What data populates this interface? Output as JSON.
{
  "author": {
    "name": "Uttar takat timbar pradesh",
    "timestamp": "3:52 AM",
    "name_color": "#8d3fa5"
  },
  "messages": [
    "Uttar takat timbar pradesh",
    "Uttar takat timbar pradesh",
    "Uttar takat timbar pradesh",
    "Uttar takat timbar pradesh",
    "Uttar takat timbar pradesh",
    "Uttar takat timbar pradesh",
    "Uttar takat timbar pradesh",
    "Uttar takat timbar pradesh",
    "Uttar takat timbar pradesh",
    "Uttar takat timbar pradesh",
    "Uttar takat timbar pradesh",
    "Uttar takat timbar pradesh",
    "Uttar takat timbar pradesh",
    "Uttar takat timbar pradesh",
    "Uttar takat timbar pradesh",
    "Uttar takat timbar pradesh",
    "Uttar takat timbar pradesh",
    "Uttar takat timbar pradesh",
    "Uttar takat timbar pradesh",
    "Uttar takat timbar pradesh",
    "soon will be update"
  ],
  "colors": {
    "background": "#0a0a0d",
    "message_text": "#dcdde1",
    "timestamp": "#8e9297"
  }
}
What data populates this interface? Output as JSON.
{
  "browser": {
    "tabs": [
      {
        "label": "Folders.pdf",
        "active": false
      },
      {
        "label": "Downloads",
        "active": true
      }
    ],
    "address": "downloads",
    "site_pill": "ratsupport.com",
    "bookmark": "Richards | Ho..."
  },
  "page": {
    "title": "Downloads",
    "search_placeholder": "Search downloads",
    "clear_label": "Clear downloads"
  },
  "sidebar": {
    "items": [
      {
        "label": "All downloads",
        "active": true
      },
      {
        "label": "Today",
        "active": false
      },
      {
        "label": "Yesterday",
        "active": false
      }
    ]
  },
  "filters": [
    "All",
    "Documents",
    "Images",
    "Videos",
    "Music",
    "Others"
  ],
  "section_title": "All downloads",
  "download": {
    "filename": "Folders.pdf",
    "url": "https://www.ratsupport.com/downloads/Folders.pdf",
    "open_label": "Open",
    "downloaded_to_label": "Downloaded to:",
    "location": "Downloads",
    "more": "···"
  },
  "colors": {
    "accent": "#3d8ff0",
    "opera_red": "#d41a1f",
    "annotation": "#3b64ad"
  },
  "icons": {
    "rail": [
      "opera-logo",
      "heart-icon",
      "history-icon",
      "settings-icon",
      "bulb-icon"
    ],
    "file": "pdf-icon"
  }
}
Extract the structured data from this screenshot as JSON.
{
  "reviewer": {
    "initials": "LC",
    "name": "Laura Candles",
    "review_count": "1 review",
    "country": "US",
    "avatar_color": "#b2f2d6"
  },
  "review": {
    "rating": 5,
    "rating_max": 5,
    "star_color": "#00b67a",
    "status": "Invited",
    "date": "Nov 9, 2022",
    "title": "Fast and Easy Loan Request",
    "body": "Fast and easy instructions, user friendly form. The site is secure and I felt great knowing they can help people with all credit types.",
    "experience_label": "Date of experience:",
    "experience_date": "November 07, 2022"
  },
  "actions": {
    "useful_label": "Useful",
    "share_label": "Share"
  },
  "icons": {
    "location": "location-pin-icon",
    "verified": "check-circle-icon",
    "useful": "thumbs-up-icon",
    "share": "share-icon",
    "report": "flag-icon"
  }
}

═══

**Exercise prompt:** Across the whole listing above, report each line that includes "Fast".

**Problem solution:**
    "title": "Fast and Easy Loan Request",
    "body": "Fast and easy instructions, user friendly form. The site is secure and I felt great knowing they can help people with all credit types.",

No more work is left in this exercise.